Scott Gottlieb wrote an interesting piece in the Wall Street Enquirer Journal called "No, You Can't Keep Your Health Plan". In it he argues that buying up doctors practices and putting them on salary is a bad thing. Yet later on he says "Overhead costs already consume more than 60% of the revenue generated by an average medical practice, according to a 2007 survey by the Medical Group Management Association."
The rationalization against making health care delivery more efficient? "Consolidated practices and salaried doctors will leave fewer options for patients and longer waiting times for routine appointments". Of course there is no data to support this.
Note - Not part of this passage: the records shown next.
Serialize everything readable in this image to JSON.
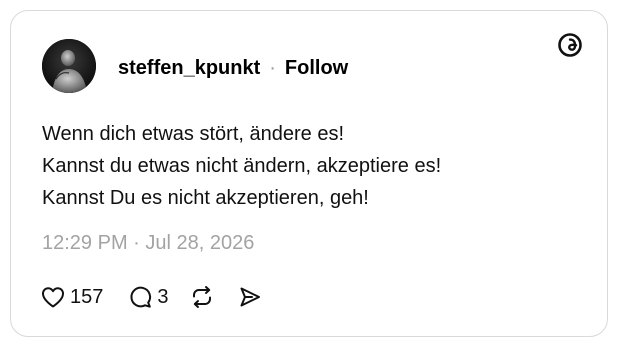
{
  "post": {
    "author": {
      "username": "steffen_kpunkt",
      "follow_label": "Follow",
      "separator": "·"
    },
    "text_lines": [
      "Wenn dich etwas stört, ändere es!",
      "Kannst du etwas nicht ändern, akzeptiere es!",
      "Kannst Du es nicht akzeptieren, geh!"
    ],
    "timestamp": "12:29 PM · Jul 28, 2026",
    "stats": {
      "likes": "157",
      "replies": "3"
    }
  },
  "icons": {
    "brand": "threads-logo-icon",
    "like": "heart-icon",
    "reply": "speech-bubble-icon",
    "repost": "repost-arrows-icon",
    "share": "send-icon"
  },
  "colors": {
    "text": "#111111",
    "muted": "#a3a3a3",
    "border": "#d9d9d9"
  }
}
IMHO Scott believes that patients and doctors should be free to prescribe whatever treatments or procedures they choose regardless if they actually work.
Today the Washington Posts shows what happens when doctors start building their own treatment centers in very cost effective areas: "Increase in health tests, procedures is raising costs in frugal Utah". Turns out that when you buy expensive equipment and suites you use them: "Between 2000 and 2007, Medicare spending in the Provo region rose on average 8.6 percent a year, nearly double the average national rate of 4.7 percent, according to the Dartmouth Atlas of Health Care, which analyzes geographic variations in medical spending. Provo's growth occurred as Medicare beneficiaries underwent surgeries more frequently and spent more of their dying days in intensive care units."
And since employers subsidize the majority of insurance premiums, the WSJ path will lead to increasing costs for businesses and taxpayers. But I guess that's o.k.